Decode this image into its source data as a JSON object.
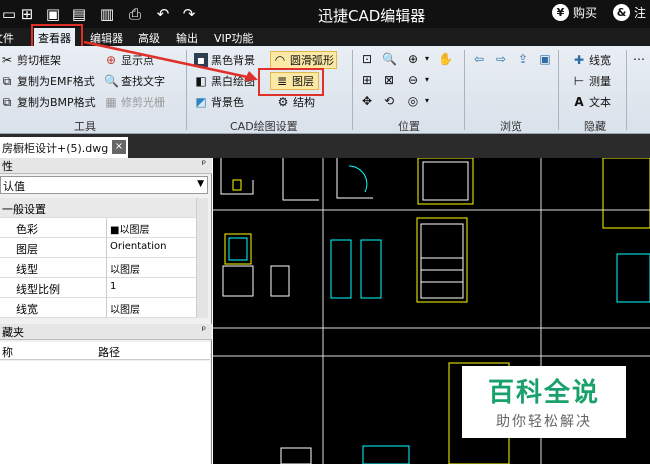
{
  "titlebar": {
    "app_title": "迅捷CAD编辑器",
    "buy_label": "购买",
    "register_label": "注",
    "buy_icon_glyph": "¥",
    "register_icon_glyph": "&"
  },
  "menubar": {
    "items": [
      "文件",
      "查看器",
      "编辑器",
      "高级",
      "输出",
      "VIP功能"
    ],
    "active": "查看器"
  },
  "ribbon": {
    "tools": {
      "items": [
        "剪切框架",
        "复制为EMF格式",
        "复制为BMP格式",
        "显示点",
        "查找文字",
        "修剪光栅"
      ],
      "group_label": "工具"
    },
    "cad_settings": {
      "items": [
        "黑色背景",
        "圆滑弧形",
        "黑白绘图",
        "图层",
        "背景色",
        "结构"
      ],
      "group_label": "CAD绘图设置"
    },
    "position": {
      "group_label": "位置"
    },
    "browse": {
      "group_label": "浏览"
    },
    "hidden": {
      "items": [
        "线宽",
        "测量",
        "文本"
      ],
      "group_label": "隐藏"
    }
  },
  "document": {
    "tab_label": "房橱柜设计+(5).dwg",
    "close_glyph": "×"
  },
  "properties": {
    "header": "性",
    "pin_glyph": "ᵖ",
    "selector_value": "认值",
    "section": "一般设置",
    "rows": [
      {
        "key": "色彩",
        "value": "■以图层"
      },
      {
        "key": "图层",
        "value": "Orientation"
      },
      {
        "key": "线型",
        "value": "以图层"
      },
      {
        "key": "线型比例",
        "value": "1"
      },
      {
        "key": "线宽",
        "value": "以图层"
      }
    ]
  },
  "bookmarks": {
    "header": "藏夹",
    "pin_glyph": "ᵖ",
    "columns": [
      "称",
      "路径"
    ]
  },
  "watermark": {
    "title": "百科全说",
    "subtitle": "助你轻松解决"
  }
}
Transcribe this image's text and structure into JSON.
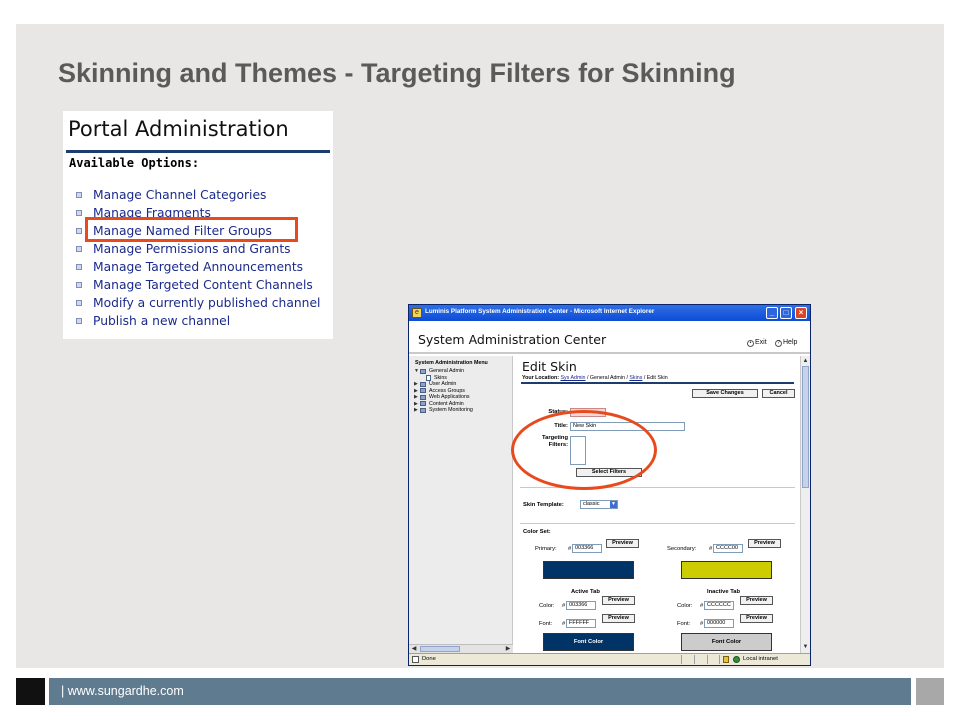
{
  "slide": {
    "title": "Skinning and Themes - Targeting Filters for Skinning",
    "footer_text": "| www.sungardhe.com"
  },
  "portal": {
    "title": "Portal Administration",
    "subtitle": "Available Options:",
    "options": [
      "Manage Channel Categories",
      "Manage Fragments",
      "Manage Named Filter Groups",
      "Manage Permissions and Grants",
      "Manage Targeted Announcements",
      "Manage Targeted Content Channels",
      "Modify a currently published channel",
      "Publish a new channel"
    ],
    "highlighted_option": "Manage Named Filter Groups"
  },
  "window": {
    "title": "Luminis Platform System Administration Center - Microsoft Internet Explorer",
    "controls": {
      "minimize": "_",
      "maximize": "□",
      "close": "×"
    },
    "app_title": "System Administration Center",
    "exit_label": "Exit",
    "help_label": "Help",
    "menu_title": "System Administration Menu",
    "menu_items": [
      {
        "label": "General Admin",
        "expanded": true
      },
      {
        "label": "Skins",
        "child": true
      },
      {
        "label": "User Admin"
      },
      {
        "label": "Access Groups"
      },
      {
        "label": "Web Applications"
      },
      {
        "label": "Content Admin"
      },
      {
        "label": "System Monitoring"
      }
    ],
    "page_title": "Edit Skin",
    "location_label": "Your Location:",
    "breadcrumb": [
      "Sys Admin",
      "General Admin",
      "Skins",
      "Edit Skin"
    ],
    "save_button": "Save Changes",
    "cancel_button": "Cancel",
    "status_label": "Status:",
    "title_label": "Title:",
    "title_value": "New Skin",
    "targeting_label_1": "Targeting",
    "targeting_label_2": "Filters:",
    "select_filters_button": "Select Filters",
    "skin_template_label": "Skin Template:",
    "skin_template_value": "classic",
    "color_set_label": "Color Set:",
    "primary_label": "Primary:",
    "primary_value": "003366",
    "secondary_label": "Secondary:",
    "secondary_value": "CCCC00",
    "preview_label": "Preview",
    "hash": "#",
    "active_tab_label": "Active Tab",
    "inactive_tab_label": "Inactive Tab",
    "color_label": "Color:",
    "font_label": "Font:",
    "active_color_value": "003366",
    "active_font_value": "FFFFFF",
    "inactive_color_value": "CCCCCC",
    "inactive_font_value": "000000",
    "font_color_label": "Font Color",
    "status_done": "Done",
    "status_zone": "Local intranet"
  },
  "colors": {
    "primary": "#003366",
    "secondary": "#CCCC00",
    "active_color": "#003366",
    "active_font": "#FFFFFF",
    "inactive_color": "#CCCCCC",
    "inactive_font": "#000000",
    "highlight": "#E84A1C"
  }
}
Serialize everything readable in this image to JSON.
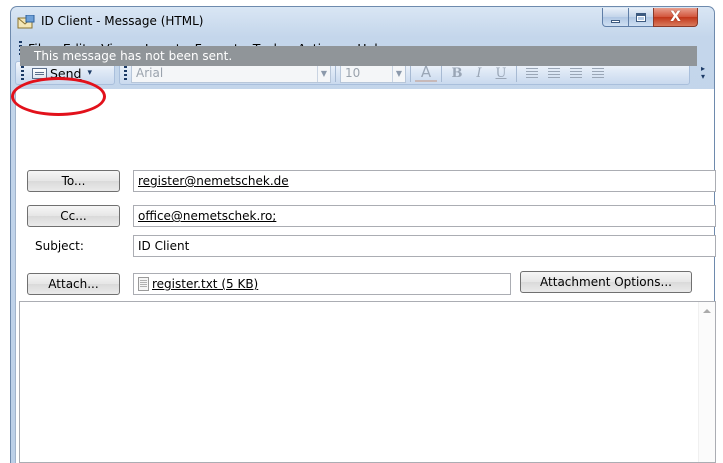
{
  "window": {
    "title": "ID Client - Message (HTML)",
    "close_symbol": "X"
  },
  "menu": {
    "file": "File",
    "edit": "Edit",
    "view": "View",
    "insert": "Insert",
    "format": "Format",
    "tools": "Tools",
    "actions": "Actions",
    "help": "Help"
  },
  "toolbar": {
    "send_label": "Send",
    "font_name": "Arial",
    "font_size": "10"
  },
  "banner": "This message has not been sent.",
  "header_fields": {
    "to_button": "To...",
    "to_value": "register@nemetschek.de",
    "cc_button": "Cc...",
    "cc_value": "office@nemetschek.ro;",
    "subject_label": "Subject:",
    "subject_value": "ID Client",
    "attach_button": "Attach...",
    "attachment_name": "register.txt (5 KB)",
    "attachment_options_button": "Attachment Options..."
  },
  "icons": {
    "app": "message-envelope-icon",
    "send": "envelope-icon",
    "attachment": "text-file-icon"
  },
  "colors": {
    "banner_bg": "#909599",
    "highlight_ellipse": "#e2111b",
    "close_button": "#c1361a"
  }
}
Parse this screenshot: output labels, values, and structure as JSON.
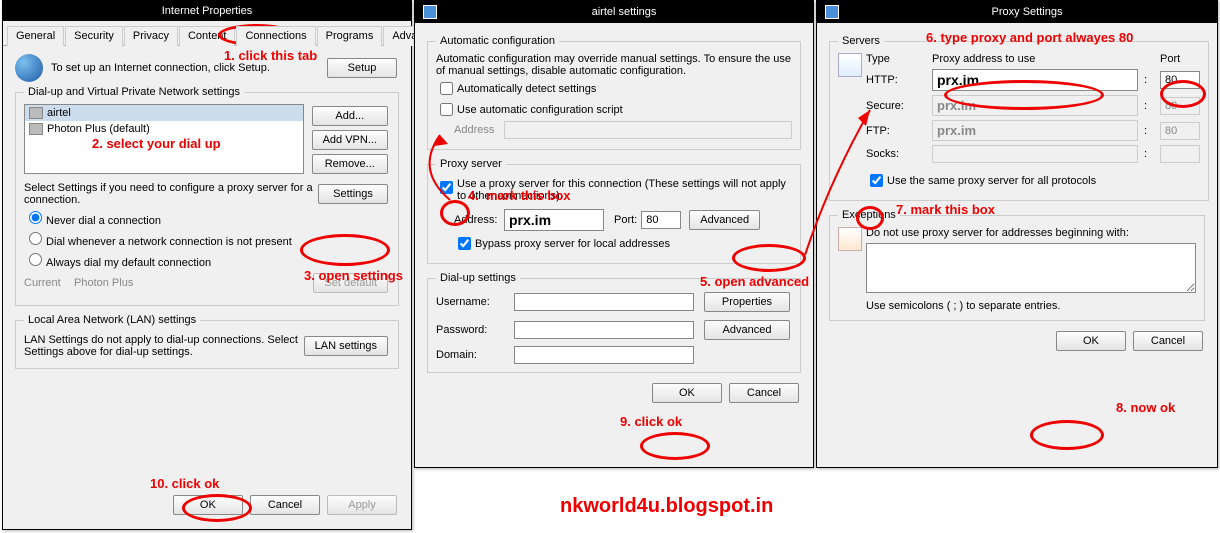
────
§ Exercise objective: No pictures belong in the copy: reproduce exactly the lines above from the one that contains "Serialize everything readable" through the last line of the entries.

§ Task output:
Serialize everything readable in this image to JSON.
{
  "window": {
    "title": "ID Client - Message (HTML)",
    "close_symbol": "X"
  },
  "menu": {
    "file": "File",
    "edit": "Edit",
    "view": "View",
    "insert": "Insert",
    "format": "Format",
    "tools": "Tools",
    "actions": "Actions",
    "help": "Help"
  },
  "toolbar": {
    "send_label": "Send",
    "font_name": "Arial",
    "font_size": "10"
  },
  "banner": "This message has not been sent.",
  "header_fields": {
    "to_button": "To...",
    "to_value": "register@nemetschek.de",
    "cc_button": "Cc...",
    "cc_value": "office@nemetschek.ro;",
    "subject_label": "Subject:",
    "subject_value": "ID Client",
    "attach_button": "Attach...",
    "attachment_name": "register.txt (5 KB)",
    "attachment_options_button": "Attachment Options..."
  },
  "icons": {
    "app": "message-envelope-icon",
    "send": "envelope-icon",
    "attachment": "text-file-icon"
  },
  "colors": {
    "banner_bg": "#909599",
    "highlight_ellipse": "#e2111b",
    "close_button": "#c1361a"
  }
}
Parse this screenshot: output labels, values, and structure as JSON.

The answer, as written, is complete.